OK, Rod. We gets it — Nazis is bad. In Twilight Zone, we got it in Death’s Head Revisited and He’s Alive. Six years later, we’re still getting it. Not to diminish the Holocaust, but we’re just trying to have some fun here. After episodes in the pilot about a haunted painting and a crabby old woman, this is what we get? Just a little too real.
Richard Kiley is a former Nazi living in South America. At a museum, an Auschwitz survivor is looking at a painting of a crucifixion. He had a friend who died that way in one of the camps. He believes he recognizes Kiley as a guard from the camp. Kiley denies it to the old man — ironic because he had only ducked into the museum to evade Israeli agents. While there, he becomes entranced by a idyllic painting of a man in a rowboat. As he gazes at the painting, he imagines himself in that serene place. He is so captivated that at closing time, a guard must ask him to leave.
The next morning, even before the museum is open, he rushes back to see the painting. Again he gazes longingly at the painting.
That night, through the thin walls of his apartment, he talks to neighbor Gretchen. He tells her of the painting and his imaging being the man in the boat. That must have gotten her attention.
She knows his true identity. He tells her he believes he could have willed himself into the picture. She tells him he has neither soul nor conscience. Worst hooker ever.
He returns to the museum and sees the old man again. This time the old man accuses him of being a guard in the camp, and calls him by his true name. Kiley continues his denials, but after the old man leaves, he tries again to insert himself into the painting. For a few moments he actually succeeds, seeing himself in the picture, the surface rippling. The he is in the picture, feeling the water, able to look the other way, out of the picture and into the museum. .
After the museum closes, he goes to a bar where they are singing the Frito Bandito song. He coolly maintains his cover by drunkenly breaking into Deutshland uber Alles. Again, he crosses paths with the old man. He kills the old man then goes on the run.
The agents find him at a bus station and he takes off. After an escape sequence which features a few ill-advised freeze-frames, he sneaks back into the museum.
He kneels before the painting and begs God to put him into picture. In the dark gallery, he does not see that the painting of the lake is gone, having been replaced by the painting of the crucifixion. He gets his wish. D’oh!
The pilot had three solid episodes. An effort was even made to have the stories involve the paintings in the gallery, although the relevance in the 2nd story was a little thin. Whether the pilot sold the series, or if it was a done deal, it was a high point that Night Gallery would not achieve very often in its run.
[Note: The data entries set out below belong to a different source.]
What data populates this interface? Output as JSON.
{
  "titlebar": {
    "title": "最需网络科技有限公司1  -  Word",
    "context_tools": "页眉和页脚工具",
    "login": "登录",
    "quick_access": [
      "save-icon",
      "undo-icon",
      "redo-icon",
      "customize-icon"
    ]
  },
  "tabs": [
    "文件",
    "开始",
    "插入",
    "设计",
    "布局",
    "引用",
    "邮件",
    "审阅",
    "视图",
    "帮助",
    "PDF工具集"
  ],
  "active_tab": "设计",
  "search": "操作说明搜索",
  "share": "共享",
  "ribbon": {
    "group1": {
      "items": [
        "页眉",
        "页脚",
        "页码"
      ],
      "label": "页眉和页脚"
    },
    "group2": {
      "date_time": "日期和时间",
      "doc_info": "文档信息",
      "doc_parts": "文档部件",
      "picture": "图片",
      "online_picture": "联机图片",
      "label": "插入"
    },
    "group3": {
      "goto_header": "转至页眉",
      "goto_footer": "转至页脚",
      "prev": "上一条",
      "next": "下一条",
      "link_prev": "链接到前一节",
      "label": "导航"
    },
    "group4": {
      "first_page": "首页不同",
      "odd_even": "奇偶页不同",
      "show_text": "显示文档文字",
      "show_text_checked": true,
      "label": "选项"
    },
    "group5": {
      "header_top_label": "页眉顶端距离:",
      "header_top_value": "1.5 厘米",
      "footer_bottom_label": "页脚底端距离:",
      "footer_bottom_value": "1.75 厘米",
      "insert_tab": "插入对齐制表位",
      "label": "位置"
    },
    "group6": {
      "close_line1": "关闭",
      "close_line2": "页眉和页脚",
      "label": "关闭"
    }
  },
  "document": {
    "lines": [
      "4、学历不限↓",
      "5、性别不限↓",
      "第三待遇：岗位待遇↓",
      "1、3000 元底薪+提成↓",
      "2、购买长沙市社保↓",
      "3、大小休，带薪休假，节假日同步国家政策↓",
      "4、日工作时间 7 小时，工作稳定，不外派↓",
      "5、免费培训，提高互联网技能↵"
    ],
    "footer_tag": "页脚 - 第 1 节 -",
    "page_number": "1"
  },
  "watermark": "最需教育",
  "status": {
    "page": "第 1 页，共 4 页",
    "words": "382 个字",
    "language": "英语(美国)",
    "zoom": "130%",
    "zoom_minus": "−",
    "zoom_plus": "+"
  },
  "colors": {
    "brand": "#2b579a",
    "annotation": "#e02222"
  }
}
- Not to be confused with Escape Clause.
- Rod Serling was a paratrooper in WWII.
- Richard Kiley was the park narrator in Jurassic Park. They spared no expense.